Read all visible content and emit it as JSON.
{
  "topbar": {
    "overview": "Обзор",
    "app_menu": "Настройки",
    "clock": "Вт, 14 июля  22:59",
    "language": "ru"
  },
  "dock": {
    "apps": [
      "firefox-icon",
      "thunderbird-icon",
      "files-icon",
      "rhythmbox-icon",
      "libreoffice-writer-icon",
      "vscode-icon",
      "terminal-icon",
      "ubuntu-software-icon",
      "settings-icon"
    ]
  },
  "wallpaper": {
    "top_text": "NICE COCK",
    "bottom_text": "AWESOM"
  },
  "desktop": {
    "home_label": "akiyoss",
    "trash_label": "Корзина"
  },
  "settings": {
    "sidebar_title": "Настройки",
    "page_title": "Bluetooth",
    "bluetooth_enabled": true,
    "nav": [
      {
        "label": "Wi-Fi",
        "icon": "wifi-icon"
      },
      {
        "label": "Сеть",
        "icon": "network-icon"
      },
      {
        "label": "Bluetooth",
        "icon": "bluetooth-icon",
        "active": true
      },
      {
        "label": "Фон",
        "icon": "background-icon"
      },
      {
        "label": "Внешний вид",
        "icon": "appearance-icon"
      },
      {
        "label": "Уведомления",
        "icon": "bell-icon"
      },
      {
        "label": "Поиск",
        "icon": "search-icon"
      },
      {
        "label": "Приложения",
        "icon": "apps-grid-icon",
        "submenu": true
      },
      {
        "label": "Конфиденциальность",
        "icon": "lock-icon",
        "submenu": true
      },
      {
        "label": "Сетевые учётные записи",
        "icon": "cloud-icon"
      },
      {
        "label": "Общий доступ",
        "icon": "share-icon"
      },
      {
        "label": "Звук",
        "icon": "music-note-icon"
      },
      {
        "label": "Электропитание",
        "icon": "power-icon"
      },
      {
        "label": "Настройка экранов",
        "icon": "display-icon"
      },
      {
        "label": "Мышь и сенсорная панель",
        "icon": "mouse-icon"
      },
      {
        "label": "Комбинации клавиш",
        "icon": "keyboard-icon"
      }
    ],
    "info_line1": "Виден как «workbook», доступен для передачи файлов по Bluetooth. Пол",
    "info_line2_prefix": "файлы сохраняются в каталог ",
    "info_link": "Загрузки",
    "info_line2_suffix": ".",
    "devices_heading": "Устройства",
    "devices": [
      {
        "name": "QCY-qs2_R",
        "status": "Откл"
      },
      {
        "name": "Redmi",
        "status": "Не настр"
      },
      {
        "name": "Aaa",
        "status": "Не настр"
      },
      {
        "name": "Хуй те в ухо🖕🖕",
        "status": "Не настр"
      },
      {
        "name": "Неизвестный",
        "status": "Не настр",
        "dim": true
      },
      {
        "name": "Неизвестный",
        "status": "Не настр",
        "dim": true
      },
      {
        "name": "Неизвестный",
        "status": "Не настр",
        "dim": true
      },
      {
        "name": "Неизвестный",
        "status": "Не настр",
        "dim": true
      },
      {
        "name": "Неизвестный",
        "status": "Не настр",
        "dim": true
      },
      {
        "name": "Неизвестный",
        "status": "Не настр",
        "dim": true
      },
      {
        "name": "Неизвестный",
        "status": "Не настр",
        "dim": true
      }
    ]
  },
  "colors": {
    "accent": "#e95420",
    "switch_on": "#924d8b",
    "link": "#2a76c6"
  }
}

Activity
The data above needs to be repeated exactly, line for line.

Exercise answer
Read all visible content and emit it as JSON.
{
  "topbar": {
    "overview": "Обзор",
    "app_menu": "Настройки",
    "clock": "Вт, 14 июля  22:59",
    "language": "ru"
  },
  "dock": {
    "apps": [
      "firefox-icon",
      "thunderbird-icon",
      "files-icon",
      "rhythmbox-icon",
      "libreoffice-writer-icon",
      "vscode-icon",
      "terminal-icon",
      "ubuntu-software-icon",
      "settings-icon"
    ]
  },
  "wallpaper": {
    "top_text": "NICE COCK",
    "bottom_text": "AWESOM"
  },
  "desktop": {
    "home_label": "akiyoss",
    "trash_label": "Корзина"
  },
  "settings": {
    "sidebar_title": "Настройки",
    "page_title": "Bluetooth",
    "bluetooth_enabled": true,
    "nav": [
      {
        "label": "Wi-Fi",
        "icon": "wifi-icon"
      },
      {
        "label": "Сеть",
        "icon": "network-icon"
      },
      {
        "label": "Bluetooth",
        "icon": "bluetooth-icon",
        "active": true
      },
      {
        "label": "Фон",
        "icon": "background-icon"
      },
      {
        "label": "Внешний вид",
        "icon": "appearance-icon"
      },
      {
        "label": "Уведомления",
        "icon": "bell-icon"
      },
      {
        "label": "Поиск",
        "icon": "search-icon"
      },
      {
        "label": "Приложения",
        "icon": "apps-grid-icon",
        "submenu": true
      },
      {
        "label": "Конфиденциальность",
        "icon": "lock-icon",
        "submenu": true
      },
      {
        "label": "Сетевые учётные записи",
        "icon": "cloud-icon"
      },
      {
        "label": "Общий доступ",
        "icon": "share-icon"
      },
      {
        "label": "Звук",
        "icon": "music-note-icon"
      },
      {
        "label": "Электропитание",
        "icon": "power-icon"
      },
      {
        "label": "Настройка экранов",
        "icon": "display-icon"
      },
      {
        "label": "Мышь и сенсорная панель",
        "icon": "mouse-icon"
      },
      {
        "label": "Комбинации клавиш",
        "icon": "keyboard-icon"
      }
    ],
    "info_line1": "Виден как «workbook», доступен для передачи файлов по Bluetooth. Пол",
    "info_line2_prefix": "файлы сохраняются в каталог ",
    "info_link": "Загрузки",
    "info_line2_suffix": ".",
    "devices_heading": "Устройства",
    "devices": [
      {
        "name": "QCY-qs2_R",
        "status": "Откл"
      },
      {
        "name": "Redmi",
        "status": "Не настр"
      },
      {
        "name": "Aaa",
        "status": "Не настр"
      },
      {
        "name": "Хуй те в ухо🖕🖕",
        "status": "Не настр"
      },
      {
        "name": "Неизвестный",
        "status": "Не настр",
        "dim": true
      },
      {
        "name": "Неизвестный",
        "status": "Не настр",
        "dim": true
      },
      {
        "name": "Неизвестный",
        "status": "Не настр",
        "dim": true
      },
      {
        "name": "Неизвестный",
        "status": "Не настр",
        "dim": true
      },
      {
        "name": "Неизвестный",
        "status": "Не настр",
        "dim": true
      },
      {
        "name": "Неизвестный",
        "status": "Не настр",
        "dim": true
      },
      {
        "name": "Неизвестный",
        "status": "Не настр",
        "dim": true
      }
    ]
  },
  "colors": {
    "accent": "#e95420",
    "switch_on": "#924d8b",
    "link": "#2a76c6"
  }
}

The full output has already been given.